In this special Academy Zoom event, Doug Sosnik — White House political director during the Clinton administration and one of America’s foremost electoral analysts — explains the dynamics shaping the unpredictable 2022 midterm election and the evolution of the American electorate.
The Kissinger Prize is awarded annually to a European or American figure for contributions to the transatlantic relationship.
Poet and playwright Claudia Rankine is adapting into a play the transcript of two recorded conversations between James Baldwin and poet Audre Lorde.
David Treuer's Academy project is a book-length personal essay about understanding America's most durable crisis – violence in its schools, policies, and streets.
Jackie Murray focuses on the significance of Phaedo's role as she explores the function of the slavery analogy in Plato's famed dialogue.
Through an exploration of Studio Gang’s portfolio of work, Jeanne Gang will demonstrate how her practice uses the motto of “start with what’s there” to reveal the often-hidden potential of existing sites or buildings.
In this lecture, Alma Steingart investigates how changing computational practices insinuated themselves into the most basic definitions of “fairness” in the American electorate in the twentieth century.
In this talk, Ying Zhang examines the relationship between imprisonment and religious freedom.
Alma Steingart is an assistant professor of history and Columbia University who studies the intersection of mathematical thought and electoral politics in the United States.
Ying Zhang's project is the first book-length study of the imprisoned officials and prison culture in pre-modern China.

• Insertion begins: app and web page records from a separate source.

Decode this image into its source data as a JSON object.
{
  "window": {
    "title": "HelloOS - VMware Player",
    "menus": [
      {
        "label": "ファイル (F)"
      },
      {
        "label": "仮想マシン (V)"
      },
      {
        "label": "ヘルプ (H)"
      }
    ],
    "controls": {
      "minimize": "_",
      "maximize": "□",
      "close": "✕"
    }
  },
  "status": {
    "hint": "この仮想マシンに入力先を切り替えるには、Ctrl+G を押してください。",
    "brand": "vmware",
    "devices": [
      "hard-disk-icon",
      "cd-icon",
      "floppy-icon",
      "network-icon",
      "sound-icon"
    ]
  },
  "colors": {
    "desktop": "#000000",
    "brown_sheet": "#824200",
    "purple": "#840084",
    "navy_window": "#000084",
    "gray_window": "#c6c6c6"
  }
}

In this talk, Joshua Sellers illustrates how voting is, in his words, “reactive” -- directed and defined by some who seek to limit the right rather than by those who advocate for it.